5. Ecological economy: Economic valuation of natural resources, economics for sustainability, PSA2 and biodiversity prospection.
6. Environmental Impact Studies: Definition, components of an EIA, study cases.
1. Caribbean and Pacific slopes social development and environmental impact.
2. Bananas history as an important production mean.
3. Coffee socio-cultural importance and organic production.
4. Indigenous and conservation.
5. Wildlife farms and conservation.
The mandatory fieldtrips in this course are not excursions. Only students enrolled in this course may attend. Field work might include volunteer work such as trail cleaning, late night species monitoring, long walks on beaches or dense vegetation areas and other tasks that might be considered harsh or strenuous for students who have not taken an environmental science course or have not done fieldwork. Students must be on time for all fieldtrip related activities including departure, return and scheduled meal times. All though many of the reserves and parks have nearby modest lodge accommodations some of the stations or research areas might require tent lodging. Some of the national parks and reserves are in far away areas of the country or places with difficult access so students who get motion sickness from long bus rides might be uncomfortable in these fieldtrips.
Active Participation (classes, h-w, field trips in the city) 20 %
1 Sistema Nacional de Áreas de Conservación
2 Pago de Servicios Ambientales
Field trip (two field trips) reports and discussion 15 %
Readings and discussions 15 %
Term paper (oral and written) 20 %
Quiz 10 %
Final exam 20 %
Students are expected to attend to classes and field trips are mandatory unless justified according University absentee policies. During classes and fieldtrips comments, questions, and oral reflex ions will be stimulated. Motivation is desired.
Readings and discussions:
Some readings will be discussed during the classes, and also some controversial debates will be conducted.
The term paper is based on research conducted through interviews, field experiences and documented information. This work can be done in groups of 2 or individually.
BIBLIOGRAPHY AND MATERIALS

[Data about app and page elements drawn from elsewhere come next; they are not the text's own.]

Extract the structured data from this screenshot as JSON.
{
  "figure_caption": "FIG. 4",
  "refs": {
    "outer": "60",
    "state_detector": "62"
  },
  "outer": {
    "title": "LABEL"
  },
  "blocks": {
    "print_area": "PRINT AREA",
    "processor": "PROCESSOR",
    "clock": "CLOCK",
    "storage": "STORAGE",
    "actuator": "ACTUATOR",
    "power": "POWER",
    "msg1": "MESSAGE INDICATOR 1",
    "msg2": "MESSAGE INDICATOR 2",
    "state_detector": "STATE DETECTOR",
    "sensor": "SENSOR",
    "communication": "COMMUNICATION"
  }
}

Browder, J. 0. 1989. Development alternatives for tropical rain forests. Environment and the Poor: Development Strategies for a Common Agenda. H. Jeffrey Leonard and contributors (comp.). U.S. -Third World Policy Perspectives, No. 11. Overseas Development Council. 222 pp. USA.
Campbell, T. 1989. Environmental dilemmas and the urban poor, chapter 5. Environment and the Poor: Development Strategies for a Common Agenda. H. Jeffrey Leonard and contributors (comp.). U.S. -Third World Policy Perspectives, No. 11. Overseas Development Council. 222 pp. USA.
Capra, F. 2000. Ecology, community and agriculture. Center for Ecoliteracy. USA.
Diamond, J. 2005. Collapse: How societes choose to fail or succeed. Penguin Groups, New York, USA.
Farrell, J & Twining-Ward, C. 2005. Seven Steps Towards Sustainability: Tourism in the Context of New Knowledge. Journal of sustainable tourism, 13(2):109-122.
Parrish, J., R. Reitsma & R. Greenberg. 1998. Cacao as Crop and Conservation Tool: Lessons from the Talamanca Region of Costa Rica. Wings of the Americas Program, The Nature Conservancy. 16 pp. USA.
PNUD-GEF. 2000. National Strategy for the Conservation and Sustainable Use of Biodiversity. Costa Rica. http://www.minae.go.cr/estrategia.
Ramírez-Solera, A. & Maldonado-Ulloa, T. 1991. Desarrollo Socio-económico y el Ambiente Natural de Costa Rica. Fundación Neotrópica. Imp. y Lito. García Hermanos S.A, 159 pp. San José, Costa Rica.
Estado de la Nación. Each year a report is published on October. www.estadonacion.co.cr.
Courses and course hours of instruction are subject to change.
Eligibility for courses may be subject to a placement exam and/or pre-requisites.
Availability of courses is based on enrollment numbers. All students should seek pre-approval for alternate courses in the event of last minute class cancellations